** EXCERPTED RECORDS **
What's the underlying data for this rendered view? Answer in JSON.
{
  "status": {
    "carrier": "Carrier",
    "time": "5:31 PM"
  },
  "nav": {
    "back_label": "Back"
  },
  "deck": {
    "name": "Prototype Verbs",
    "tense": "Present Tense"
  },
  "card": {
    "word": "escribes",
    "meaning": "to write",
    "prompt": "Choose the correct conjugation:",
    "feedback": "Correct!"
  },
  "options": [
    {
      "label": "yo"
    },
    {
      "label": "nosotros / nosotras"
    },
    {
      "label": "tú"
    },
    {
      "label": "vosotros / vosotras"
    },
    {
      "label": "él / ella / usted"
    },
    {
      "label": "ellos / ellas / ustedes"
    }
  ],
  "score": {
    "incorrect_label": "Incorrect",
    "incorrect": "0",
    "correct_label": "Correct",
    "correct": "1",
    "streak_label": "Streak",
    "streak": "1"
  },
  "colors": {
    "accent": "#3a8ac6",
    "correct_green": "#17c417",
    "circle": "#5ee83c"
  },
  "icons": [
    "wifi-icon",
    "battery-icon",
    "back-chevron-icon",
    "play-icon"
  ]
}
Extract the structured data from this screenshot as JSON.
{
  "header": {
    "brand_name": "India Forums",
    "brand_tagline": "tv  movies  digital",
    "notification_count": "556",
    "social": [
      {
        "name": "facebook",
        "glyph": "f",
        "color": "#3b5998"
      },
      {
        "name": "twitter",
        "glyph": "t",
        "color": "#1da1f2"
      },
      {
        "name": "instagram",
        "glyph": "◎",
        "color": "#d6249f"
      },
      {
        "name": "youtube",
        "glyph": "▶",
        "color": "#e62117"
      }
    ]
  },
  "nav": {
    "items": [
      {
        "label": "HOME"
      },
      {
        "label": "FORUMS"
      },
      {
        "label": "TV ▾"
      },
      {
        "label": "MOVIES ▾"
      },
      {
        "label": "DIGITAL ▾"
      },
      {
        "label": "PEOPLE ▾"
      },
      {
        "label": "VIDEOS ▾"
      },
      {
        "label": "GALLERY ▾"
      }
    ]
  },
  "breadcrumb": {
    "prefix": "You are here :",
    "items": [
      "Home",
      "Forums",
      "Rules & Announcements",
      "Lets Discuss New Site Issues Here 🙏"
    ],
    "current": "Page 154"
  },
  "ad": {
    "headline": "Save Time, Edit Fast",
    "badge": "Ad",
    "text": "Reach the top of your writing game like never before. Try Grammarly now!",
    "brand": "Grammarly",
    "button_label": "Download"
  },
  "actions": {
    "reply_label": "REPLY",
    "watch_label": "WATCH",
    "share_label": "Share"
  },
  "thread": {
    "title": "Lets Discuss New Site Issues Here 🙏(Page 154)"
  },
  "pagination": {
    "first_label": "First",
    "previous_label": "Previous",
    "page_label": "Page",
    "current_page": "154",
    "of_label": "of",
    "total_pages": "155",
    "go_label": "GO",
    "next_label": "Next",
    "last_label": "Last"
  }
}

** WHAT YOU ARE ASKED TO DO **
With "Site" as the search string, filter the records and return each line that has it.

** EXERCISE SOLUTION **
      "Lets Discuss New Site Issues Here 🙏"
    "title": "Lets Discuss New Site Issues Here 🙏(Page 154)"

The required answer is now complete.